Ike Williams is a specialist ram breeder who sells his rams through an online auction
Specialist ram breeder Ike Williams offers stud rams of four breeds, Romneys, Southdowns, Lincolns and South Suffolks, through an innovative Helmsman auction in late November, preceded by on-line videos of the approximately 180 rams on offer. That enables farmers to view rams and their data, bid and buy without travelling to South Canterbury.
Ike Williams was born into sheep breeding as both his late father Bill and his mother Yvonne were sheep breeders, first at Keneperu Sound, then Blenheim and then South Canterbury. He was also a practising lawyer and has a degree in commerce and law. Ike returned to the family farm at Totara Valley, near Pleasant Point, in 2002 upon the death of his father and then brother. The Waidale Romney stud was founded in 1965 and has been joined by Whydid Lincolns and Waidale Southdowns and South Suffolks. Romneys are dual-pupose (meat and wool) and the most popular breed in NZ; Southdowns and South Suffolks are meat breeds that Waidale sells as terminal sires; the Lincolns are dual-purpose, mainly used for cross-breeding to produce increased wool weights.
Waidale has one of the most comprehensive websites ever published by a livestock breeder, here or overseas (www.waidalerams.co.nz). Ike Williams has a lengthy explanation of his sheep breeding philosophy, objectives and approach on the website. That is a complex subject normally taking years of conversations between breeder and prospective buyer for a useful, workable understanding. But that is only one section among 12 on the website; on the others he gives personal history, farm and stud history, the Helmsman system, rams for sale, semen for sale, management practises, photographs and newsletters. However, video of the sale rams is loaded onto the Agonline website of PGG Wrightson, livestock agent. Ike also has a page headed “marketing gimmicks” in which he rubbishes some claims made by breeders that are factually wrong or woolly headed – his legal training, no doubt.
Waidale is the only ram breeder in NZ that combines a Helmsman auction in conjunction with online presentation and interactivity, using uploaded videos of sale rams and not just photographs. Therefore intending buyers can bid on rams by attending the sale or staying at home. Bids can be placed before the sale, on-site on the day or online during the auction process. That enables farmers to inspect rams prior to the sale if they are not going to be available on the day, or buyers from far away districts using the video and breeding details to evaluate and place bids. These can be autobids up to a certain limit (as on Trade Me).

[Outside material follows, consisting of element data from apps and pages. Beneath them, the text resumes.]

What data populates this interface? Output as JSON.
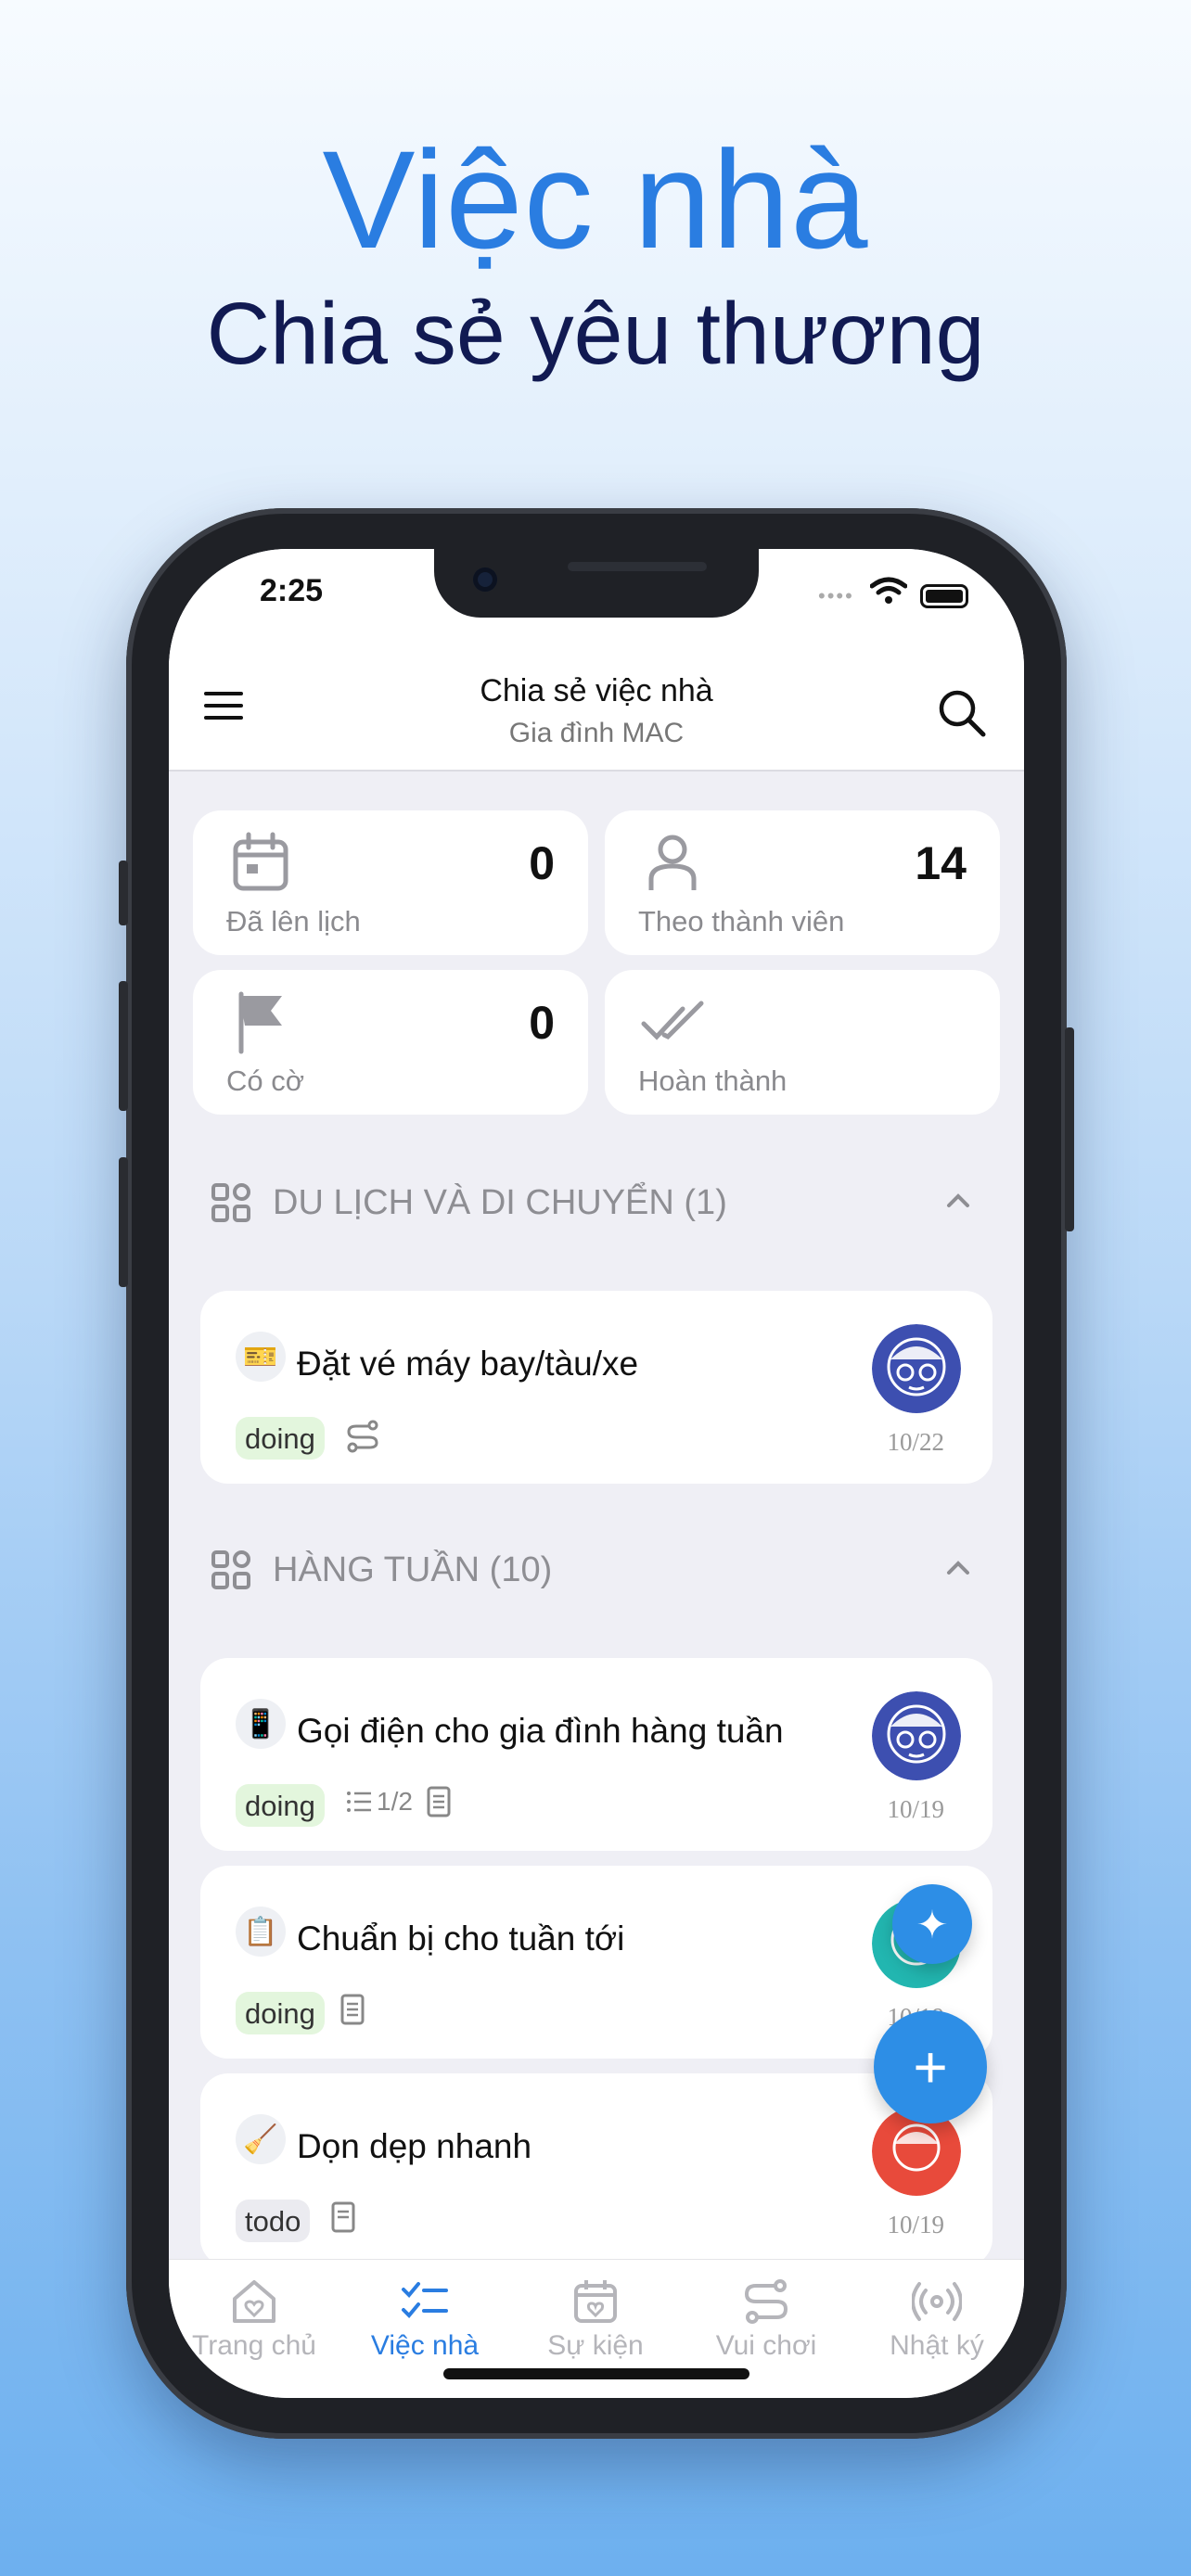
{
  "hero": {
    "title": "Việc nhà",
    "subtitle": "Chia sẻ yêu thương"
  },
  "status_bar": {
    "time": "2:25"
  },
  "header": {
    "title": "Chia sẻ việc nhà",
    "subtitle": "Gia đình MAC"
  },
  "stats": [
    {
      "label": "Đã lên lịch",
      "count": "0",
      "icon": "calendar-icon"
    },
    {
      "label": "Theo thành viên",
      "count": "14",
      "icon": "person-icon"
    },
    {
      "label": "Có cờ",
      "count": "0",
      "icon": "flag-icon"
    },
    {
      "label": "Hoàn thành",
      "count": "",
      "icon": "double-check-icon"
    }
  ],
  "sections": [
    {
      "title": "DU LỊCH VÀ DI CHUYỂN (1)",
      "tasks": [
        {
          "title": "Đặt vé máy bay/tàu/xe",
          "status": "doing",
          "meta": "",
          "date": "10/22",
          "emoji": "🎫",
          "avatar_color": "#3d4fb0"
        }
      ]
    },
    {
      "title": "HÀNG TUẦN (10)",
      "tasks": [
        {
          "title": "Gọi điện cho gia đình hàng tuần",
          "status": "doing",
          "meta": "1/2",
          "date": "10/19",
          "emoji": "📱",
          "avatar_color": "#3d4fb0"
        },
        {
          "title": "Chuẩn bị cho tuần tới",
          "status": "doing",
          "meta": "",
          "date": "10/19",
          "emoji": "📋",
          "avatar_color": "#22b6b0"
        },
        {
          "title": "Dọn dẹp nhanh",
          "status": "todo",
          "meta": "",
          "date": "10/19",
          "emoji": "🧹",
          "avatar_color": "#e84a3b"
        }
      ]
    }
  ],
  "fab": {
    "add": "+",
    "ai": "✦"
  },
  "tabs": [
    {
      "label": "Trang chủ",
      "icon": "home-heart-icon",
      "active": false
    },
    {
      "label": "Việc nhà",
      "icon": "checklist-icon",
      "active": true
    },
    {
      "label": "Sự kiện",
      "icon": "calendar-heart-icon",
      "active": false
    },
    {
      "label": "Vui chơi",
      "icon": "route-icon",
      "active": false
    },
    {
      "label": "Nhật ký",
      "icon": "broadcast-icon",
      "active": false
    }
  ],
  "colors": {
    "accent": "#2a7de1",
    "hero_title": "#2a7de1",
    "hero_subtitle": "#111a52",
    "doing_tag": "#e3f6dd"
  }
}
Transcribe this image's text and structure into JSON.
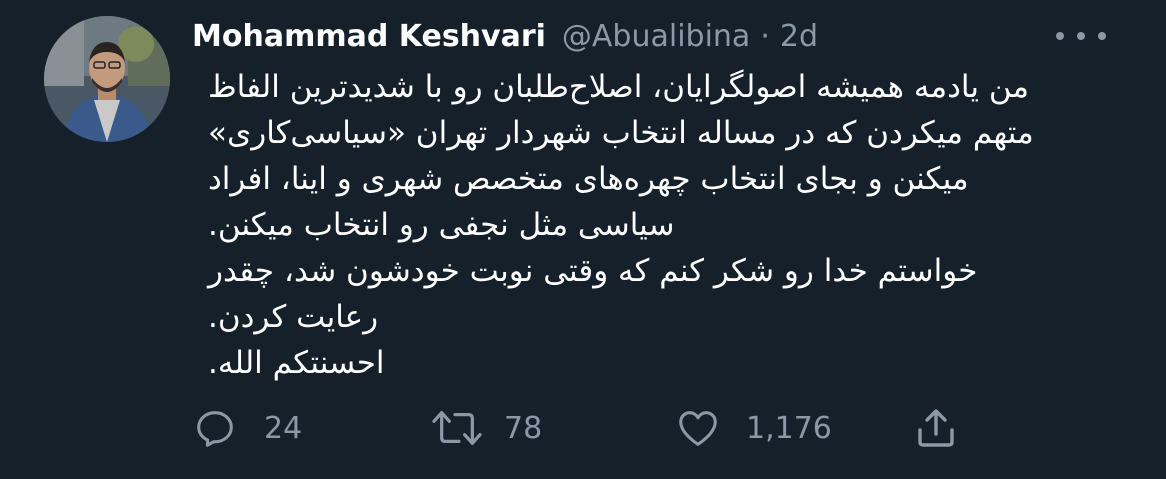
{
  "tweet": {
    "author_name": "Mohammad Keshvari",
    "handle": "@Abualibina",
    "separator": "·",
    "time": "2d",
    "body_lines": [
      "من یادمه همیشه اصولگرایان، اصلاح‌طلبان رو با شدیدترین الفاظ",
      "متهم میکردن که در مساله انتخاب شهردار تهران «سیاسی‌کاری»",
      "میکنن و بجای انتخاب چهره‌های متخصص شهری و اینا، افراد",
      "سیاسی مثل نجفی رو انتخاب میکنن.",
      "خواستم خدا رو شکر کنم که وقتی نوبت خودشون شد، چقدر",
      "رعایت کردن.",
      "احسنتکم الله."
    ],
    "actions": {
      "replies": "24",
      "retweets": "78",
      "likes": "1,176"
    }
  },
  "icons": {
    "reply": "reply-icon",
    "retweet": "retweet-icon",
    "like": "heart-icon",
    "share": "share-icon",
    "more": "more-icon"
  },
  "colors": {
    "background": "#15202b",
    "primary_text": "#ffffff",
    "secondary_text": "#8b98a5"
  }
}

The Helmsman auction on the day works like this: All rams on the market simultaneously; the “upset price” is set by Ike Williams ($600 in past years) and the first bid must be $650; multiples of $50 accepted thereafter, no limit on the size of a bid; all bids on all rams with buyer’s number are displayed on a board at the sale and through Agonline website; buyers can bid on a number of rams at once and can see when they have been outbid; the auction runs for a set time, but each fresh bid on a ram extends time by 2 minutes to enable responding bids; farmers are under no pressure to bid and may be still alive with their second or third-favoured rams when their first choice has been sold, rather than be unable to go back, as in a conventional auction. The opportunity is there to take home a ram you want, irrespective of lot order.
Ike Williams says his method is a lot of extra work, because rams have to be ready three or four weeks before the sale for videoing, and uploading video clips really takes time and data, but actual videoing of rams is quicker than posing them for still shots and gives a much better indication of true conformation.
Ike Williams and Waidale get the majority of annual income from sale of rams – 180 offered for an average price achieved in recent years over $800. Other income from wool and cull lambs is minor in comparison. Romney rams tends to get higher prices than other three breeds. Ike has 400 clients and sheep farmers on his database and he sends out opinionated newsletters that get good feedback. He also advertises in print media with eye-catching adverts (like printing them upside down). Up to 80 or 90 people attend the annual sale.
In 2016, Waidale Rams will hold their sale on Wednesday 23 November at 3.00pm.